# Derived functor

A functor "measuring" the deviation of a given functor from being exact. Let $ T ( A , C ) $
be an additive functor from the product of the category of $ R _ {1} $-modules with the category of $ R _ {2} $-modules into the category of $ R $-modules that is covariant in the first argument and contravariant in the second argument. From an injective resolution $ X $
of $ A $
and a projective resolution $ Y $
of $ C $
one obtains a doubly-graded complex $ T( X , Y ) $.
The homology of the associated single complex $ T ( A , C ) $
does not depend on the choice of resolutions, has functorial properties and is called the right derived functor $ R ^ {n} T ( A , C ) $
of $ T ( A , C ) $.
The basic property of a derived functor is the existence of long exact sequences

$$ \rightarrow R ^ {n} T ( A ^ \prime , C ) \rightarrow R ^ {n} T ( A , C ) \rightarrow R ^ {n} T ( A ^ {\prime\prime} , C ) \rightarrow $$

$$ \rightarrow \ R ^ {n+ 1} T ( A ^ \prime , C ) \rightarrow \dots $$

$$ \rightarrow R ^ {n} T ( A , C ^ {\prime\prime} ) \rightarrow R ^ {n} T ( A , C ) \rightarrow R ^ {n} T ( A , C ^ \prime ) \rightarrow $$

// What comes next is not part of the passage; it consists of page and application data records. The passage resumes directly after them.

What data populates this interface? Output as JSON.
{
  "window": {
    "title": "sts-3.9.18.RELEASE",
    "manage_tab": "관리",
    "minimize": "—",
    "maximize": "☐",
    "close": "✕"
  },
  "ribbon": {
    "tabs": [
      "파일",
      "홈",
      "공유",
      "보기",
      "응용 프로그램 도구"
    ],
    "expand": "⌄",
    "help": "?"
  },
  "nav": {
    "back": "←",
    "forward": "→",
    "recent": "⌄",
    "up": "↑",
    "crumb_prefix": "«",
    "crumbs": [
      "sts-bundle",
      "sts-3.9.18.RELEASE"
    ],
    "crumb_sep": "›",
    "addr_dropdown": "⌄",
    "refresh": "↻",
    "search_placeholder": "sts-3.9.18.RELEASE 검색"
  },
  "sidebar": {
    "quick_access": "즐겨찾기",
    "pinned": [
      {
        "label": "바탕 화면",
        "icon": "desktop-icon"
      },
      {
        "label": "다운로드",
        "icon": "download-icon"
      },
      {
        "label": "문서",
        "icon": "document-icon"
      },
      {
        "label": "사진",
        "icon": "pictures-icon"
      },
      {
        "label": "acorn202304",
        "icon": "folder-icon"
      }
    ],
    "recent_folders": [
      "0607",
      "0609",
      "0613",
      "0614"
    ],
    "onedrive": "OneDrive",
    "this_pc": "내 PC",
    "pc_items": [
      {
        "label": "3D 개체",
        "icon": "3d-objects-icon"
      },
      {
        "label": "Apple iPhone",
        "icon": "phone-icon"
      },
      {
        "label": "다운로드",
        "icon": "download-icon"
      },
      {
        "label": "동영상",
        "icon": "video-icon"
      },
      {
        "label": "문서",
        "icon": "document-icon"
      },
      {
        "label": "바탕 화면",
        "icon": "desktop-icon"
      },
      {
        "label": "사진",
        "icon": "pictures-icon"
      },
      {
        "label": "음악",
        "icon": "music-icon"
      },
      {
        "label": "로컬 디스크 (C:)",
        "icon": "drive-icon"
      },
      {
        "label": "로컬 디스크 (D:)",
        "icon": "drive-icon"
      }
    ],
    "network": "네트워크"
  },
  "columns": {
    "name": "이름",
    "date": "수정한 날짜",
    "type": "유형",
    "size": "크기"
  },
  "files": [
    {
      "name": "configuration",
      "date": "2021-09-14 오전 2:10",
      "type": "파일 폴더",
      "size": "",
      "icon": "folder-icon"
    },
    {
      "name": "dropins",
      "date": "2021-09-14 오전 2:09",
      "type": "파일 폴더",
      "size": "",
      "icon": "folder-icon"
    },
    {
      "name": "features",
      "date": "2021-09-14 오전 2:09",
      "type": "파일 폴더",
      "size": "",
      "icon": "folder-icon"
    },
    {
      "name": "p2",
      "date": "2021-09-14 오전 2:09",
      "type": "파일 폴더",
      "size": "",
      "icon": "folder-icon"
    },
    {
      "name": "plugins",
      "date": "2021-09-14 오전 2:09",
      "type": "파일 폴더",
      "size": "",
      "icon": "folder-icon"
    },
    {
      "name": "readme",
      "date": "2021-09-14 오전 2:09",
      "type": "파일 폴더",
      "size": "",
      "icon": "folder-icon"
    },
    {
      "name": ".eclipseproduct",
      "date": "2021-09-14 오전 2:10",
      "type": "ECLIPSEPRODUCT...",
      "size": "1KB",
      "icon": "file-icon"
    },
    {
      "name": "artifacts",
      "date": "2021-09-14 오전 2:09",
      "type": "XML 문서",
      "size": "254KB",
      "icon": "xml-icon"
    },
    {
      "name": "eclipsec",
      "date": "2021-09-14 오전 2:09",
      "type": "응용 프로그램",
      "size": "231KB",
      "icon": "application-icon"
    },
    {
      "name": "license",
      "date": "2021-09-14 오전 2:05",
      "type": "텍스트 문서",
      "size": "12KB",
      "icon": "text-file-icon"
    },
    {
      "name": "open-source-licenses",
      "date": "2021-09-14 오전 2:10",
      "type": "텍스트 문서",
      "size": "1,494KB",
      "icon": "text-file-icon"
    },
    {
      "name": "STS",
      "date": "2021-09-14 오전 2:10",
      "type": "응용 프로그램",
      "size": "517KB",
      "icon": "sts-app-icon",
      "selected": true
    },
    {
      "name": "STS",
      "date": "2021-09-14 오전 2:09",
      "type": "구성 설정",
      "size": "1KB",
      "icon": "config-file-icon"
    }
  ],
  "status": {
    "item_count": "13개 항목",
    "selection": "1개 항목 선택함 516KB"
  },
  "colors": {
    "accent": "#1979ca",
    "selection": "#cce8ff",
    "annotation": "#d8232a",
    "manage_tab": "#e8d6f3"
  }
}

$$ \rightarrow \ R ^ {n+ 1} T ( A , C ^ {\prime\prime} ) \rightarrow \dots , $$

induced by short exact sequences

$$ 0 \rightarrow A ^ \prime \rightarrow A \rightarrow A ^ {\prime\prime} \rightarrow 0, $$

$$ 0 \rightarrow C ^ \prime \rightarrow C \rightarrow C ^ {\prime\prime} \rightarrow 0 . $$

The left derived functor is defined analogously. The derived functor of $ \mathop{\rm Hom} _ {R} $ is denoted by $ \mathop{\rm Ext} _ {R} ^ {n} $. The group $ \mathop{\rm Ext} _ {R} ^ {1} ( A , C ) $ classifies extensions of $ A $ with kernel $ C $ up to equivalence (cf. Baer multiplication; Cohomology of algebras).

#### References

[1] | H. Cartan, S. Eilenberg, "Homological algebra" , Princeton Univ. Press (1956) |

[2] | S. MacLane, "Homology" , Springer (1963) |

#### Comments

The above article does not explain the sense in which $ R ^ {n} T $ measures the deviation of $ T $ from being exact. The point is that if $ T $ is left exact (i.e. preserves the exactness of sequences of the form $ 0 \rightarrow A ^ \prime \rightarrow A \rightarrow A ^ {\prime\prime} $ in the fist variable and of the form $ C ^ \prime \rightarrow C \rightarrow C ^ {\prime\prime} \rightarrow 0 $ in the second), then $ R ^ {0} T $ is naturally isomorphic to $ T $; if further $ T $ is exact, then $ R ^ {n} T = 0 $ for all $ n > 0 $. Derived functors may also be defined for additive functors of a single variable between module categories, or, more generally, between arbitrary Abelian categories, provided the necessary injective or projective resolutions exist in the domain category.

**How to Cite This Entry:**

Derived functor.

*Encyclopedia of Mathematics.*URL: http://encyclopediaofmath.org/index.php?title=Derived_functor&oldid=52352